June 8, 2001

Cancer survivors, families ring successes at annual event

Featured Image

Dr. John A. Oates, left, and Dr. Dan M. Roden at the symposium last week. (photo by Paul Hightower)

Cancer survivors, families ring successes at annual event

Undaunted by rainy skies and storm warnings, more than 500 cancer survivors, family, friends and others gathered at Bicentennial Mall on Sunday to celebrate Middle Tennessee Cancer Survivors Day.

The event was spearheaded by the Vanderbilt-Ingram Cancer Center and sponsored by a coalition of cancer-related organizations and hospitals. The celebration was among more than 700 similar events across the country to commemorate the 16th National Cancer Survivors Day, held on the first Sunday of June to honor the more than 8.5 million Americans living with and beyond a cancer diagnosis.

“There are hundreds of stories here, and they all bear telling,” singer-songwriter Gary Chapman, the program’s emcee, told the survivors protected from the elements under a large white tent. “Telling your stories not only helps you, it helps everybody else.

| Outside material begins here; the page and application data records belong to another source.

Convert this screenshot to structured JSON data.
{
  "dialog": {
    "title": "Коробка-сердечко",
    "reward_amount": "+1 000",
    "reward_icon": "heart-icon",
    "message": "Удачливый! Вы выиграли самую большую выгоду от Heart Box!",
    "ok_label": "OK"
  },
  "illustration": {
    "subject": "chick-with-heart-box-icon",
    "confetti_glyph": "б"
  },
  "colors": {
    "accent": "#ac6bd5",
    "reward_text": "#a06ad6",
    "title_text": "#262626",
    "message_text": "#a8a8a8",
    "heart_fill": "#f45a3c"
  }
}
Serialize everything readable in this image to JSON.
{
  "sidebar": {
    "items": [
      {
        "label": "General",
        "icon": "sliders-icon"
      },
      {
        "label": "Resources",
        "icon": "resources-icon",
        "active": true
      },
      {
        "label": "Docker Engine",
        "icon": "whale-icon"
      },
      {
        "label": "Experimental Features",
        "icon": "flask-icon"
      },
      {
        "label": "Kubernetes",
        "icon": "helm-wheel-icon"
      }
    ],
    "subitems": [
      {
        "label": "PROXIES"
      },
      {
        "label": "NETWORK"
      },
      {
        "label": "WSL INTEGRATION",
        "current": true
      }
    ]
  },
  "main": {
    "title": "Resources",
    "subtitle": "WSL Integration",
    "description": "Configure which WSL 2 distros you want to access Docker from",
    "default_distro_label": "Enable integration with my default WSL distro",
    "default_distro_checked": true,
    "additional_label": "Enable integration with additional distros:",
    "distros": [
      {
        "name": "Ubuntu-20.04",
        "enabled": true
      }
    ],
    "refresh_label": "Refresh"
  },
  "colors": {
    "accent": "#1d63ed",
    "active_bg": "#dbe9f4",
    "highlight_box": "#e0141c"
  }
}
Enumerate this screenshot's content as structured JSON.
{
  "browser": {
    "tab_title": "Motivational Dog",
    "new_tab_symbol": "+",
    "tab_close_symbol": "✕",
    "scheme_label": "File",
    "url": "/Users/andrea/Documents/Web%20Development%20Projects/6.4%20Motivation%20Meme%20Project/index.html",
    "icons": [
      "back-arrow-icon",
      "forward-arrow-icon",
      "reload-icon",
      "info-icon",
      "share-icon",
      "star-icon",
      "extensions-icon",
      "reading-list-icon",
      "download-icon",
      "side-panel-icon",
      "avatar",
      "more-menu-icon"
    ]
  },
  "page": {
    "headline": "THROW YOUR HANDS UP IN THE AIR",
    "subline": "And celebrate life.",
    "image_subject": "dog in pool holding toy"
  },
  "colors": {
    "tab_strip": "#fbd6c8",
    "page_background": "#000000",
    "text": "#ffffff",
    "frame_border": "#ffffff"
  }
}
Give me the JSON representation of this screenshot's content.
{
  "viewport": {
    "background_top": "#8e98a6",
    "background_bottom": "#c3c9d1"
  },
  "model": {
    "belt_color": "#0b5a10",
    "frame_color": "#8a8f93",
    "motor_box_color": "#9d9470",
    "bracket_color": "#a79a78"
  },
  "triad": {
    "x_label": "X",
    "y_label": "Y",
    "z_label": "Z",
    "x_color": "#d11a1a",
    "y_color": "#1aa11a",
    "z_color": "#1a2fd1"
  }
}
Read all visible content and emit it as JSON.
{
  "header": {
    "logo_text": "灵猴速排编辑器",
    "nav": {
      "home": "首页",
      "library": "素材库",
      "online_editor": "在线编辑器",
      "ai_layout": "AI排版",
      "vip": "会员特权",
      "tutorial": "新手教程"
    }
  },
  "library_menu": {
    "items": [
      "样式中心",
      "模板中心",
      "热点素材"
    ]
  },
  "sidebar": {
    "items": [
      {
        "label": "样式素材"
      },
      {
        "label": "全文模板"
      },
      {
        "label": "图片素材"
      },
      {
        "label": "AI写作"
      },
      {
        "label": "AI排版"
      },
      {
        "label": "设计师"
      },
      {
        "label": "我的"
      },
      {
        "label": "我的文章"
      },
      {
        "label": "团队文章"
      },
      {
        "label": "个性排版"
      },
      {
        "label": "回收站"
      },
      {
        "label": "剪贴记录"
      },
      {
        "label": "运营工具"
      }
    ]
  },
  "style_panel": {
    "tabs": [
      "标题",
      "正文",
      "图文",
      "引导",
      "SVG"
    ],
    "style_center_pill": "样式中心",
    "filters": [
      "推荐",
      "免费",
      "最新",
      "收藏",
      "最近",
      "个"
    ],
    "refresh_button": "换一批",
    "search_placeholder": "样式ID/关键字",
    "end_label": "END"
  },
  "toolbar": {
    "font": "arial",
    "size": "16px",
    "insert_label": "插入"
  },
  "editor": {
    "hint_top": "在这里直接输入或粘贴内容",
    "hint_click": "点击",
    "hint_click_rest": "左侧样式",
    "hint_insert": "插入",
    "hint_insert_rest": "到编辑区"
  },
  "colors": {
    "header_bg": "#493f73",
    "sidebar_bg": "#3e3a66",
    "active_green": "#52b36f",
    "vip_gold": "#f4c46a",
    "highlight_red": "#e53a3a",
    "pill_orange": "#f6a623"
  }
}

You’ve helped me today. I’m sure there are days when you woke up and said, ‘I don’t want to do this. I can’t do this.’ Then you did it anyway. Doing something you don’t think you can do, that’s called courage.

“I’m honored and inspired by what you’ve done.”

Carnival games and refreshments, a visit by the Nashville Kats mascot “Wild Fang,” and presentation of the second annual Jerry Thompson Spirit of Survivorship Award highlighted the event.

Award recipient Brenda Hasty, who was diagnosed with breast cancer four and a half years ago, entertained the crowd with a mini-fashion show of the wacky outfits she used to wear when she received her chemotherapy and radiation treatments at the Vanderbilt-Ingram Cancer Center. She had high praises for Dr. David Johnson, deputy director of Vanderbilt-Ingram, who was her oncologist, and the staff at Vanderbilt-Ingram for being “a safe harbor.”

The award was created last year in memory of the late Tennessean columnist Jerry Thompson, who candidly shared his 12-year experience with cancer with readers of his column “Thompson’s Station.” Recipients of the award are honored for their efforts to use their own experience with cancer to help others, through such activities as advocacy, support of survivors and their families, or improving public awareness of cancer and its prevention and early detection.

Jo Ann Fenters, Hasty’s mother and a bladder cancer survivor, nominated Hasty for the award. She cited among Hasty’s accomplishments: lobbying efforts with the Tennessee Breast Cancer Coalition; volunteering for the Vanderbilt Children’s Hospital Miracle Network Telethon; participation in the Robertson County Relay for Life; speaking to community groups about the importance of early detection; and serving as a spokesperson for Camp Bluebird, a local camp for cancer survivors.

She also noted Hasty’s songwriting talents, which she has used to create songs of survival and encouragement, including “Bluebird,” a theme song for the camp of the same name, and “Something Good.”

“She is a walking, talking, working, singing billboard for cancer survival,” Fenters wrote. “You need only to meet her once to know there is hope.”

After the award presentation, survivors took turns using a cordless microphone to announce their names, their hometown and how many years they have survived cancer. Some came from as far away as Bowling Green, Ky., and Chattanooga, Tenn., to share in the celebration. Length of survival ranged from a few months to longer than 30 years.

In addition to Vanderbilt-Ingram, sponsors included Baptist Hospital, Sarah Cannon Cancer Center, St. Thomas Hospital, the American Cancer Society, Candlelighters, the After Breast Cancer Program of the Cool Springs YMCA, Gilda’s Club Nashville, Leukemia and Lymphoma Society, T.J. Martell Foundation, Meharry Medical College, Matthew Walker Healthcare Center, Minnie Pearl Cancer Foundation, National Black Leadership Initiative on Cancer, Oncology Nursing Society-Middle Tennessee Chapter, Susan G. Komen Foundation, The Tennessean, the Tennessee Breast Cancer Coalition and the Yul Brynner Head and Neck Cancer Foundation.